The time, event and place for the first meeting between Scott-Wesley and Cummings came in 2010 at the Georgia Olympics in Jefferson. During that weekend, Scott Wesley won Class AA state titles in the 100 and 200 meters while Athens Christian finished third in Class A.
‚ÄúI got to spend some time with Justin at the state track meet and I really liked him,‚Äù Cummings said. ‚ÄúI know everybody says stuff like this, but he‚Äôs such a great kid. So when Van Halanger found out Justin was going to come to Georgia, he said he was going to put him with me since we already knew each other.‚Äù
Although highly touted coming out of Mitchell High School, Scott-Wesley was redshirted his first year and played sparingly in 2012. He did, however, have some memorable moments, including his first touchdown catch (against Georgia Southern) and his impressive play (three receptions for 67 yards) in the Capitol One Bowl against Nebraska.

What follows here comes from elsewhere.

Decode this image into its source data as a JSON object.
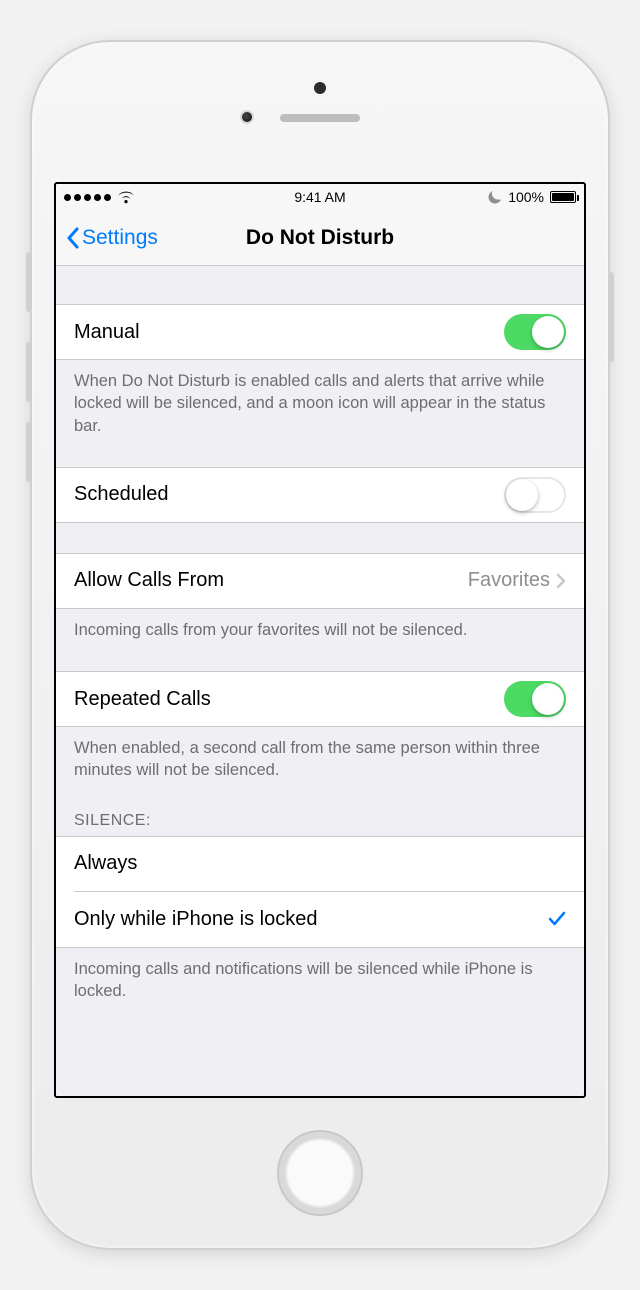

Cummings said many of their discussions centered on Scott-Wesley‚Äôs distress in not cracking the depth chart, although he was well aware of the bloc of talented receivers on the Bulldogs‚Äô roster ahead of him.
‚ÄúI think it was tough on him when they redshirted him, but there were a lot of good people ahead of him,‚Äù Cummings said. ‚ÄúMalcolm [Mitchell] is his buddy. They were roommates and Malcolm had a that breakout freshman season and they redshirted Justin, which I know was disappointing. But he hung in there and we kept encouraging him and telling him it was all going to work out.
‚ÄúHe has such a great attitude. We kept telling him to keep working and good things would happen. And look what happened ‚Ä¶ He‚Äôs a special kid. He‚Äôs one of those kids I really like for my son to be around. He‚Äôs living proof that if you don‚Äôt quit, things will work out.‚Äù